When there's aor when the is sluggish like now, consumers look for ways to save their hard-earned money anyway they can. They can do so by putting off buying a new car, for example, or "staycationing" rather than taking an expensive trip. They try to save on everyday purchases too. Buying more in bulk, settling for generic products and cutting out nonessentials, say a daily newspaper or gym membership has become the norm.
But let's face it, except for very few people, the majority of consumers don't really cut back on alcohol consumption.
In fact, alcoholic beverage sales expanded in the latest recession, rising by 9% in 2008, the first full year of the economic downturn. Sales were up again in 2009, though only by 1%. But they picked up speed in 2010, climbing 10% that year. (I know 2010 wasn't officially a recession year, but with unemployment rate still at 9 - 10%, many people probably consider it one.)
It's not exactly a household name, but Diageo is a behemoth, boasting a market capitalization of $73 billion, as well as about 24,000 employees and operations in 180 countries. I'm sure you'd recognize at least a couple of the company's brands, which include top names like Bailey's Irish Cream, Guinness stout, Johnnie Walker scotch and Smirnoff vodka.

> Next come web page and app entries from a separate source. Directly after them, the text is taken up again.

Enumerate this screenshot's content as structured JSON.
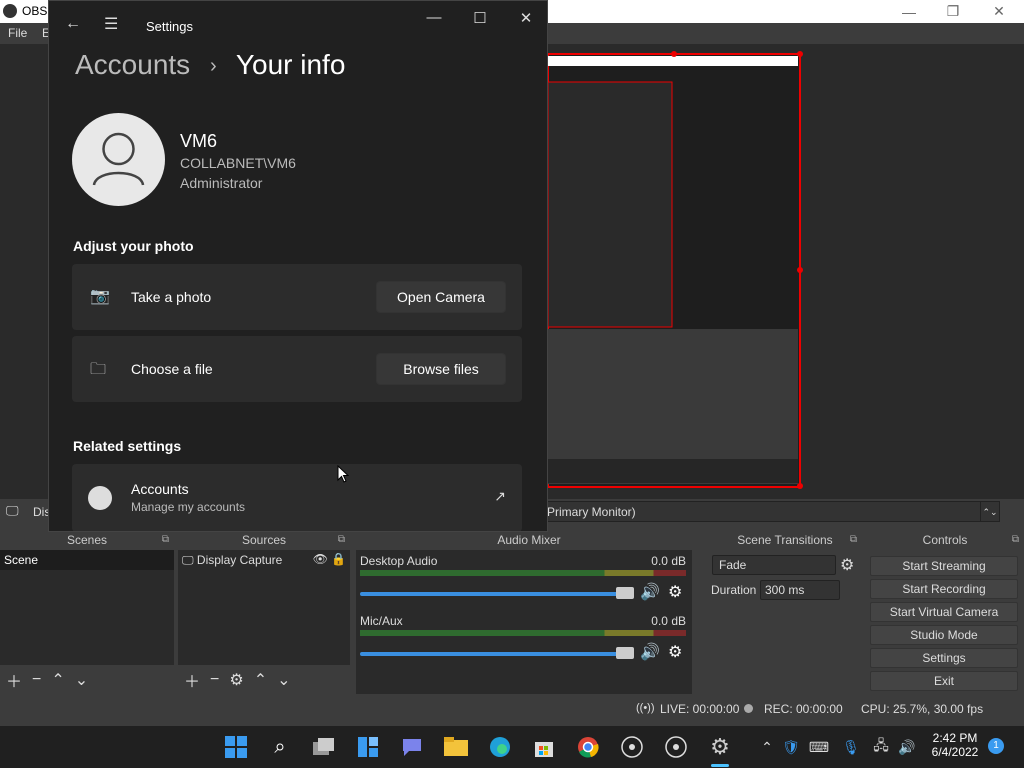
{
  "obs": {
    "title": "OBS",
    "menu": [
      "File",
      "E"
    ],
    "source_combo": "Primary Monitor)",
    "source_label": "Dis",
    "docks": {
      "scenes": {
        "title": "Scenes",
        "items": [
          "Scene"
        ]
      },
      "sources": {
        "title": "Sources",
        "items": [
          "Display Capture"
        ]
      },
      "mixer": {
        "title": "Audio Mixer",
        "channels": [
          {
            "name": "Desktop Audio",
            "db": "0.0 dB"
          },
          {
            "name": "Mic/Aux",
            "db": "0.0 dB"
          }
        ],
        "scale": [
          "-60",
          "-55",
          "-50",
          "-45",
          "-40",
          "-35",
          "-30",
          "-25",
          "-20",
          "-15",
          "-10",
          "-5",
          "0"
        ]
      },
      "transitions": {
        "title": "Scene Transitions",
        "transition": "Fade",
        "duration_label": "Duration",
        "duration_value": "300 ms"
      },
      "controls": {
        "title": "Controls",
        "buttons": [
          "Start Streaming",
          "Start Recording",
          "Start Virtual Camera",
          "Studio Mode",
          "Settings",
          "Exit"
        ]
      }
    },
    "status": {
      "live": "LIVE: 00:00:00",
      "rec": "REC: 00:00:00",
      "cpu": "CPU: 25.7%, 30.00 fps"
    }
  },
  "settings": {
    "window_title": "Settings",
    "breadcrumb_parent": "Accounts",
    "breadcrumb_current": "Your info",
    "user": {
      "name": "VM6",
      "domain": "COLLABNET\\VM6",
      "role": "Administrator"
    },
    "adjust_heading": "Adjust your photo",
    "take_photo": {
      "label": "Take a photo",
      "button": "Open Camera"
    },
    "choose_file": {
      "label": "Choose a file",
      "button": "Browse files"
    },
    "related_heading": "Related settings",
    "accounts_link": {
      "title": "Accounts",
      "subtitle": "Manage my accounts"
    }
  },
  "taskbar": {
    "time": "2:42 PM",
    "date": "6/4/2022",
    "notification_count": "1"
  }
}
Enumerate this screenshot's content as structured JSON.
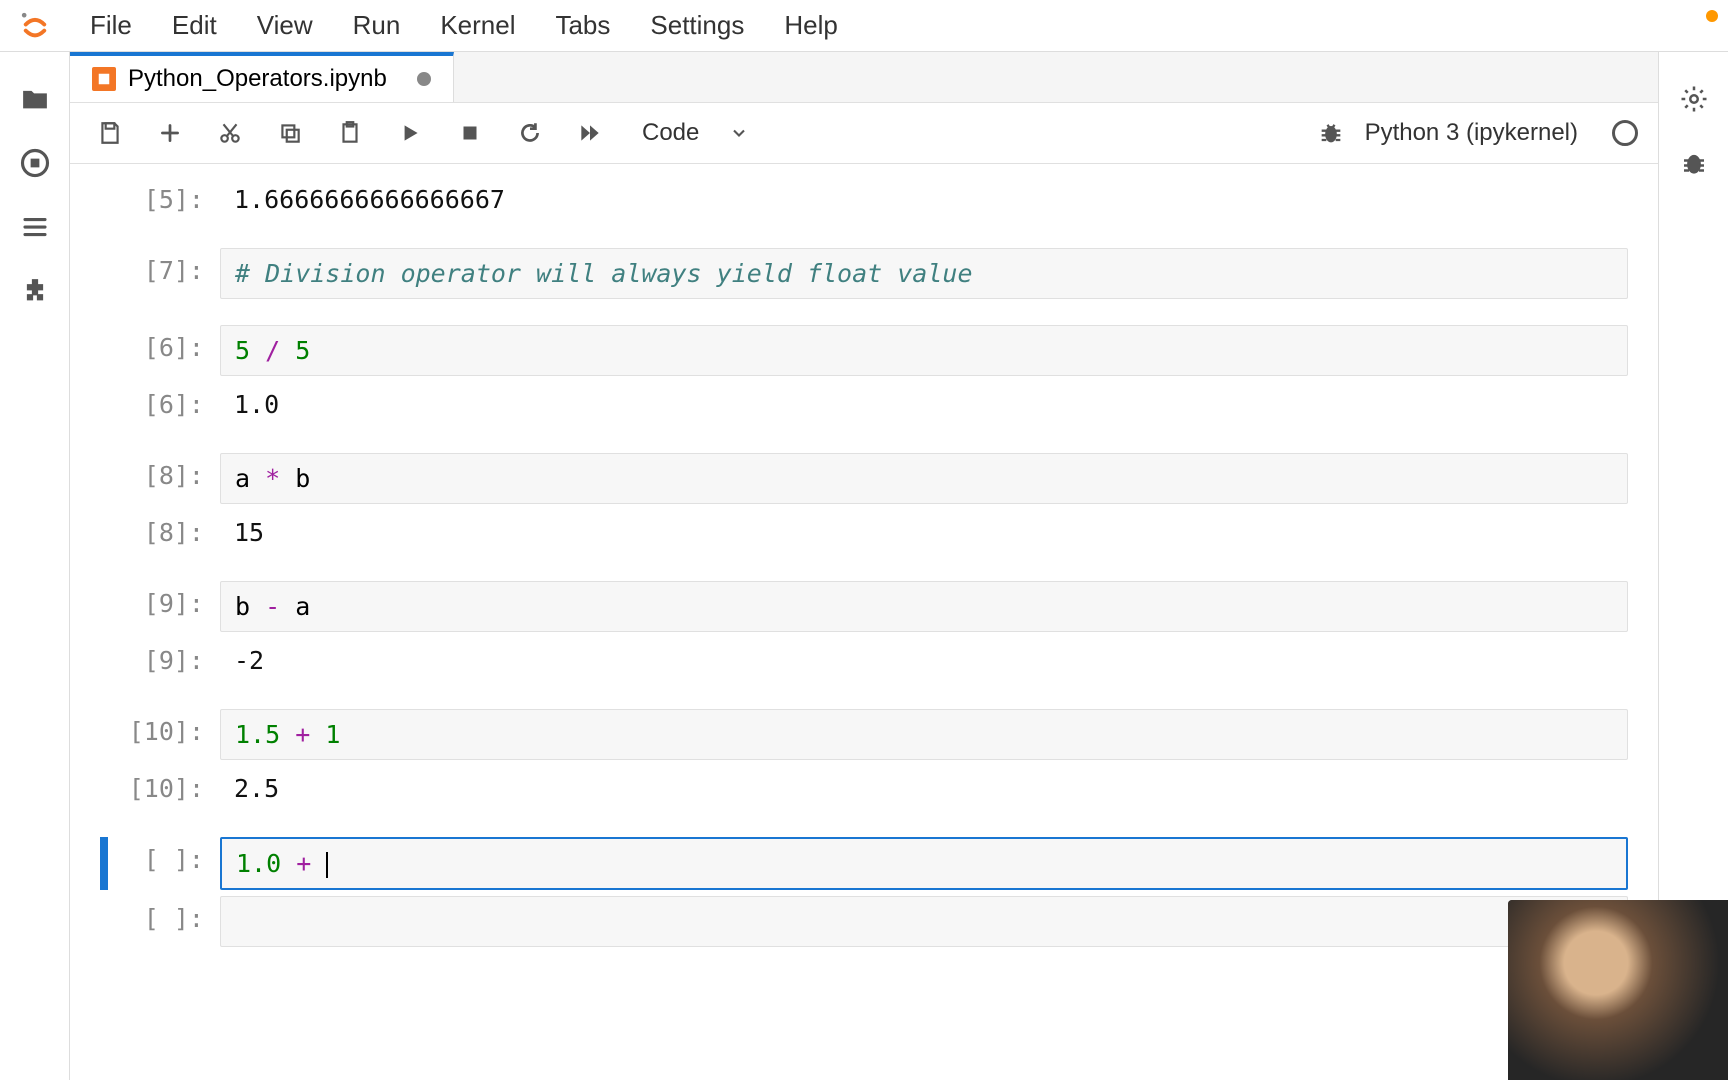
{
  "menubar": [
    "File",
    "Edit",
    "View",
    "Run",
    "Kernel",
    "Tabs",
    "Settings",
    "Help"
  ],
  "tab": {
    "title": "Python_Operators.ipynb",
    "dirty": true
  },
  "toolbar": {
    "cell_type": "Code"
  },
  "kernel": {
    "name": "Python 3 (ipykernel)"
  },
  "cells": [
    {
      "kind": "output",
      "prompt": "[5]:",
      "text": "1.6666666666666667"
    },
    {
      "kind": "code",
      "prompt": "[7]:",
      "tokens": [
        [
          "comment",
          "# Division operator will always yield float value"
        ]
      ]
    },
    {
      "kind": "code",
      "prompt": "[6]:",
      "tokens": [
        [
          "num",
          "5"
        ],
        [
          "plain",
          " "
        ],
        [
          "op",
          "/"
        ],
        [
          "plain",
          " "
        ],
        [
          "num",
          "5"
        ]
      ]
    },
    {
      "kind": "output",
      "prompt": "[6]:",
      "text": "1.0"
    },
    {
      "kind": "code",
      "prompt": "[8]:",
      "tokens": [
        [
          "plain",
          "a "
        ],
        [
          "op",
          "*"
        ],
        [
          "plain",
          " b"
        ]
      ]
    },
    {
      "kind": "output",
      "prompt": "[8]:",
      "text": "15"
    },
    {
      "kind": "code",
      "prompt": "[9]:",
      "tokens": [
        [
          "plain",
          "b "
        ],
        [
          "op",
          "-"
        ],
        [
          "plain",
          " a"
        ]
      ]
    },
    {
      "kind": "output",
      "prompt": "[9]:",
      "text": "-2"
    },
    {
      "kind": "code",
      "prompt": "[10]:",
      "tokens": [
        [
          "num",
          "1.5"
        ],
        [
          "plain",
          " "
        ],
        [
          "op",
          "+"
        ],
        [
          "plain",
          " "
        ],
        [
          "num",
          "1"
        ]
      ]
    },
    {
      "kind": "output",
      "prompt": "[10]:",
      "text": "2.5"
    },
    {
      "kind": "code",
      "prompt": "[ ]:",
      "active": true,
      "tokens": [
        [
          "num",
          "1.0"
        ],
        [
          "plain",
          " "
        ],
        [
          "op",
          "+"
        ],
        [
          "plain",
          " "
        ],
        [
          "cursor",
          ""
        ]
      ]
    },
    {
      "kind": "code",
      "prompt": "[ ]:",
      "tokens": []
    }
  ]
}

Like the overall alcoholic beverages industry, Diageo has seen sales grow nicely, climbing from $7.5 billion to $10.4 billion a year between June 2007 and August 2012 -- good for an annualized growth rate of 6.8%. Per-share earnings were respectable during this time, too, rising 3.8% per year, from $2.20 to $2.65. Stock returns were very solid: Diageo shares have delivered 7.9% a year in the past five years, compared with only 1.1% for the S&P 500.
Sounds pretty good, especially these days, right? Well, I think the stock has the ability to do just as well -- or even better -- in years to come, even if economic growth continues to be paltry.
A big reason why? Cash -- and lots of it.
Right now, Diageo has free cash flow of $1.5 billion, even after spending that amount on acquisitions and another $1.2 billion on dividends during the past 12 months. Thus, there's ample cash to continue pursuing a strategy of growth through acquisitions.
Management knows exactly where to look for the best opportunities, if recent deals are any indication.
On June 14, for instance, Diageo bought another 11% of the Hanoi Liquor Joint Stock Co. (Halico) for $21.9 million, raising its stake in the firm to 46%. Halico, Vietnam's largest spirits company, remains under the control of the state-owned Hanoi Beverage Co., which still holds a 54% stake. On May 28, Diageo finished a far-larger deal, $453-million buyout of Ypioca, Brazil's second-leading brand of the popular sugar cane-based liquor cachaca, from the Brazilian spirits firm Ypioca Agroindustrial Limitada.
In the past couple years or so, Diageo has made about 12 acquisitions in developing countries (other examples include Turkey, China and Ethiopia). It's also believed to be working on a deal to acquire leading Mexican tequila maker Jose Cuervo. The goal is to increase revenue from emerging markets to 50% of the annual total by 2015, compared with about 40% now, according to the company's management.
The strategy is pretty much a no-brainer, in my opinion, especially for a big multinational like Diageo. Going forward, the greatest profits should be available in emerging markets, because those regions tend to have growing middle classes with rising disposable incomes, whereas the United States, Europe and other developed regions have shrinking middle classes, much higher debt and slower growth prospects.
Risks to Consider: Because Diageo operates in 180 countries, it's exposed to many currencies -- meaning exchange rate fluctuations could negatively affect financial results. In the past 12 months, for example, unfavorable exchange rates cost the company $52 million. Losses from unfavorable exchange rates have typically amounted to a mere 1-3% of annual net income. But there have been plenty of times when exchange rates benefitted Diageo, like 2009, when generally favorable rates made the company $66 million.
Action to Take--> Since Diageo so proactively pursues growth in all the right places, I agree with analysts that earnings per share could rise by nearly 14% a year, from about $4.45 in 2012 to $8.50 in 2017. This implies the stock could climb 44% during this time, from $106 a share now to around $153, assuming the price-to-earnings ratio remains at the historical level of 18 (18 x $8.50 = $153).
The yield, now a solid 2.5%, could improve, too, based on analyst projections for dividends to grow by nearly 10% a year, from $2.60 a share in 2011 to about $4.50 a share in 2017. If my estimate of the stock's price growth is on target, then the yield at that time would be about 2.9% ($4.50/$153 = 2.9%) -- pretty attractive by today's standards.